- Opening Delimiter -
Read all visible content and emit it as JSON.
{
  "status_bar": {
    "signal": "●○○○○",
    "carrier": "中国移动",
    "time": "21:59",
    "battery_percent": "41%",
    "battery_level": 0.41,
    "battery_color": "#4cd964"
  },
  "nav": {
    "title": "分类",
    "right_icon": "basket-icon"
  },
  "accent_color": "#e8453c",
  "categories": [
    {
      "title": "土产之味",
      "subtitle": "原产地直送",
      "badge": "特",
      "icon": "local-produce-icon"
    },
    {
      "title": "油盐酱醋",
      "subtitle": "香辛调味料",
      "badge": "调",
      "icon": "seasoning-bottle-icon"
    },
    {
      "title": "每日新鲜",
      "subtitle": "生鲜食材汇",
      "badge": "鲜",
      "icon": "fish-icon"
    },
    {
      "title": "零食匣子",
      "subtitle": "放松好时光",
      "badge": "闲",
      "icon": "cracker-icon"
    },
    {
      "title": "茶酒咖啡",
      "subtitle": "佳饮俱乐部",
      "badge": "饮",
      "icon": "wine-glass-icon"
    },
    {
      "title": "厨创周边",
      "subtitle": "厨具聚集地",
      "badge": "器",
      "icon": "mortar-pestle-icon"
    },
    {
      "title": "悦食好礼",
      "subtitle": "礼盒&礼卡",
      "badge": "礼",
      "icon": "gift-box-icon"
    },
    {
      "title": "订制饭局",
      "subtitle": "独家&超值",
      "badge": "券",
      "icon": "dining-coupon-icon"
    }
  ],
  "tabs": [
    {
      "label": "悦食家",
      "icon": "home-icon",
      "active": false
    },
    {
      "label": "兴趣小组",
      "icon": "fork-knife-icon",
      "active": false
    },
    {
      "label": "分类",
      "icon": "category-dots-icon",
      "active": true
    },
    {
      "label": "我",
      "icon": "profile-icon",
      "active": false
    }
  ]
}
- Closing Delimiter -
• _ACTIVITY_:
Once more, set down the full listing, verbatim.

• _RESPONSE_:
Read all visible content and emit it as JSON.
{
  "status_bar": {
    "signal": "●○○○○",
    "carrier": "中国移动",
    "time": "21:59",
    "battery_percent": "41%",
    "battery_level": 0.41,
    "battery_color": "#4cd964"
  },
  "nav": {
    "title": "分类",
    "right_icon": "basket-icon"
  },
  "accent_color": "#e8453c",
  "categories": [
    {
      "title": "土产之味",
      "subtitle": "原产地直送",
      "badge": "特",
      "icon": "local-produce-icon"
    },
    {
      "title": "油盐酱醋",
      "subtitle": "香辛调味料",
      "badge": "调",
      "icon": "seasoning-bottle-icon"
    },
    {
      "title": "每日新鲜",
      "subtitle": "生鲜食材汇",
      "badge": "鲜",
      "icon": "fish-icon"
    },
    {
      "title": "零食匣子",
      "subtitle": "放松好时光",
      "badge": "闲",
      "icon": "cracker-icon"
    },
    {
      "title": "茶酒咖啡",
      "subtitle": "佳饮俱乐部",
      "badge": "饮",
      "icon": "wine-glass-icon"
    },
    {
      "title": "厨创周边",
      "subtitle": "厨具聚集地",
      "badge": "器",
      "icon": "mortar-pestle-icon"
    },
    {
      "title": "悦食好礼",
      "subtitle": "礼盒&礼卡",
      "badge": "礼",
      "icon": "gift-box-icon"
    },
    {
      "title": "订制饭局",
      "subtitle": "独家&超值",
      "badge": "券",
      "icon": "dining-coupon-icon"
    }
  ],
  "tabs": [
    {
      "label": "悦食家",
      "icon": "home-icon",
      "active": false
    },
    {
      "label": "兴趣小组",
      "icon": "fork-knife-icon",
      "active": false
    },
    {
      "label": "分类",
      "icon": "category-dots-icon",
      "active": true
    },
    {
      "label": "我",
      "icon": "profile-icon",
      "active": false
    }
  ]
}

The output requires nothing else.